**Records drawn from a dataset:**
______

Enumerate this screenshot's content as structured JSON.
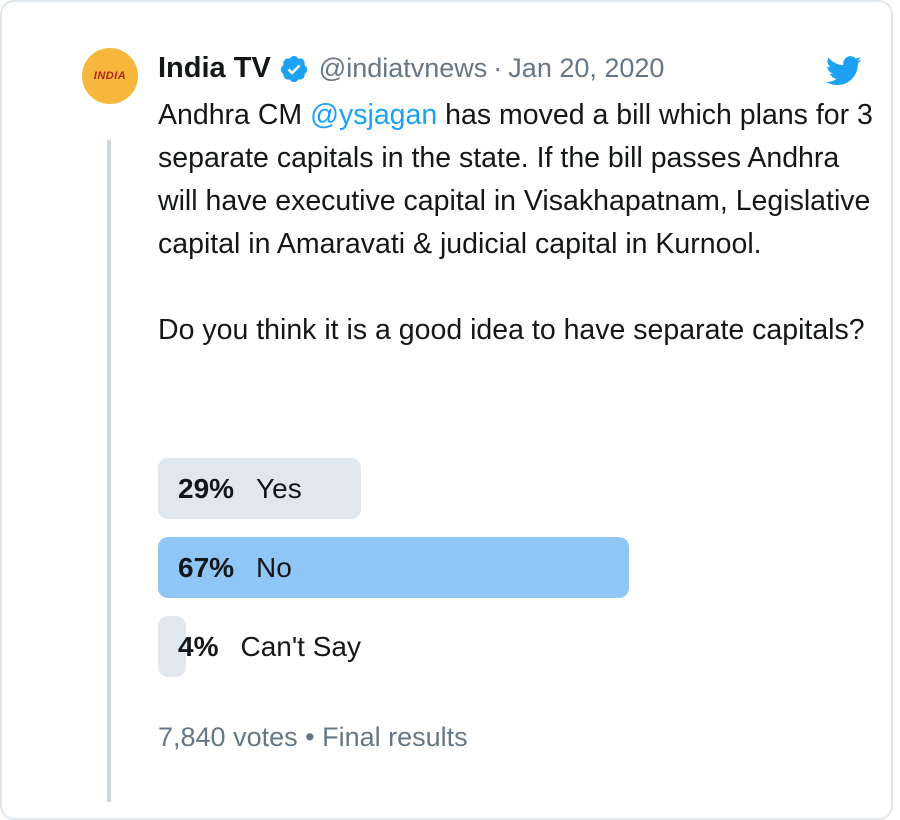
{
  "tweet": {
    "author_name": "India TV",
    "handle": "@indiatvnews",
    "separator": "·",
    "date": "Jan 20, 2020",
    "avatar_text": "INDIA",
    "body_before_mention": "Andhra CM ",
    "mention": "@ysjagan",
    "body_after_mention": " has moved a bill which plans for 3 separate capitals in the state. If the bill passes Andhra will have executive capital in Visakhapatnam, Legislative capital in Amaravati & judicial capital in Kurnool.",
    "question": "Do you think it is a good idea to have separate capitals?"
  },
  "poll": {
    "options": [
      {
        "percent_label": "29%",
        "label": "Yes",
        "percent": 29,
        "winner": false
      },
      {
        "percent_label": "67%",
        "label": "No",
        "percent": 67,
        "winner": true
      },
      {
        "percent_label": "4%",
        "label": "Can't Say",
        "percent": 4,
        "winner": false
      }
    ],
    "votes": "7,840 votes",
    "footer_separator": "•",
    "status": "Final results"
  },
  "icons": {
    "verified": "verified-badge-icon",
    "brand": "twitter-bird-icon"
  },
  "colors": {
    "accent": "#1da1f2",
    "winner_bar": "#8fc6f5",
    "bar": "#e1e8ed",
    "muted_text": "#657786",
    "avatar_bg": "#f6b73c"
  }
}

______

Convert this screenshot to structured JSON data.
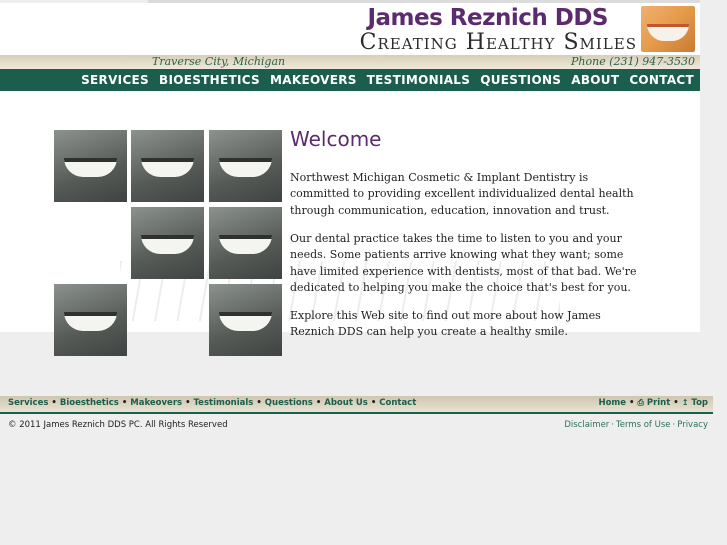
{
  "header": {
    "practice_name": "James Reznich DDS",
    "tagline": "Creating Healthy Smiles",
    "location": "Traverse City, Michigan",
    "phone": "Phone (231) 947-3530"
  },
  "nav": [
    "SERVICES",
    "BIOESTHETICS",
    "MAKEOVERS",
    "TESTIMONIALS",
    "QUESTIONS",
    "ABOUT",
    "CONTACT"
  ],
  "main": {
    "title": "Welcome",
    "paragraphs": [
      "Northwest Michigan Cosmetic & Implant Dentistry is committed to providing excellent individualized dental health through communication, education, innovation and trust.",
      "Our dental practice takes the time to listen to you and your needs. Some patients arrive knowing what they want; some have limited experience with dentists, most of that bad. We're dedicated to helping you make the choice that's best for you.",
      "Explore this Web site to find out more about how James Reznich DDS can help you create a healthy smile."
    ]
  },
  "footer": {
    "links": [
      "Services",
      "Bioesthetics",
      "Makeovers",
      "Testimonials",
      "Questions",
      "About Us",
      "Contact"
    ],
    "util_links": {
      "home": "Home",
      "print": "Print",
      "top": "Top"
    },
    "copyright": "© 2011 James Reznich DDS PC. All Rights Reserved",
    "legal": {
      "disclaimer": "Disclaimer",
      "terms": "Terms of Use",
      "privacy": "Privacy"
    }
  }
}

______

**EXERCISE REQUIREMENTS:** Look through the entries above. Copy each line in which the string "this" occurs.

**EXERCISE RESPONSE:**
Enumerate this screenshot's content as structured JSON.
Convert this screenshot to structured JSON data.
      "Explore this Web site to find out more about how James Reznich DDS can help you create a healthy smile."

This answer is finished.